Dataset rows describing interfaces
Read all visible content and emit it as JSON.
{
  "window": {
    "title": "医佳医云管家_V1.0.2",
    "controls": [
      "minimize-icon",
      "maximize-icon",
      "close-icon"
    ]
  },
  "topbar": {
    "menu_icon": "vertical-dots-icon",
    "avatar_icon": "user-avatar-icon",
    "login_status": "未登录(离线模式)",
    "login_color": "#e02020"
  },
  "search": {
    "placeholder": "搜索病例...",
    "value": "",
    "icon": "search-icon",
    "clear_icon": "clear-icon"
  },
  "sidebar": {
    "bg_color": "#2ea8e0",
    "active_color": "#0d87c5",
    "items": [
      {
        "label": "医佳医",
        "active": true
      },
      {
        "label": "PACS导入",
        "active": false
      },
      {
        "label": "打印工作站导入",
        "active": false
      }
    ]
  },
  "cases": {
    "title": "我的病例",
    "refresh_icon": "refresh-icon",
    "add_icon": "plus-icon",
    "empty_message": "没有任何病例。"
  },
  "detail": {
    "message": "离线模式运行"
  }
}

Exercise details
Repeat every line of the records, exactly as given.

Answer space
Read all visible content and emit it as JSON.
{
  "window": {
    "title": "医佳医云管家_V1.0.2",
    "controls": [
      "minimize-icon",
      "maximize-icon",
      "close-icon"
    ]
  },
  "topbar": {
    "menu_icon": "vertical-dots-icon",
    "avatar_icon": "user-avatar-icon",
    "login_status": "未登录(离线模式)",
    "login_color": "#e02020"
  },
  "search": {
    "placeholder": "搜索病例...",
    "value": "",
    "icon": "search-icon",
    "clear_icon": "clear-icon"
  },
  "sidebar": {
    "bg_color": "#2ea8e0",
    "active_color": "#0d87c5",
    "items": [
      {
        "label": "医佳医",
        "active": true
      },
      {
        "label": "PACS导入",
        "active": false
      },
      {
        "label": "打印工作站导入",
        "active": false
      }
    ]
  },
  "cases": {
    "title": "我的病例",
    "refresh_icon": "refresh-icon",
    "add_icon": "plus-icon",
    "empty_message": "没有任何病例。"
  },
  "detail": {
    "message": "离线模式运行"
  }
}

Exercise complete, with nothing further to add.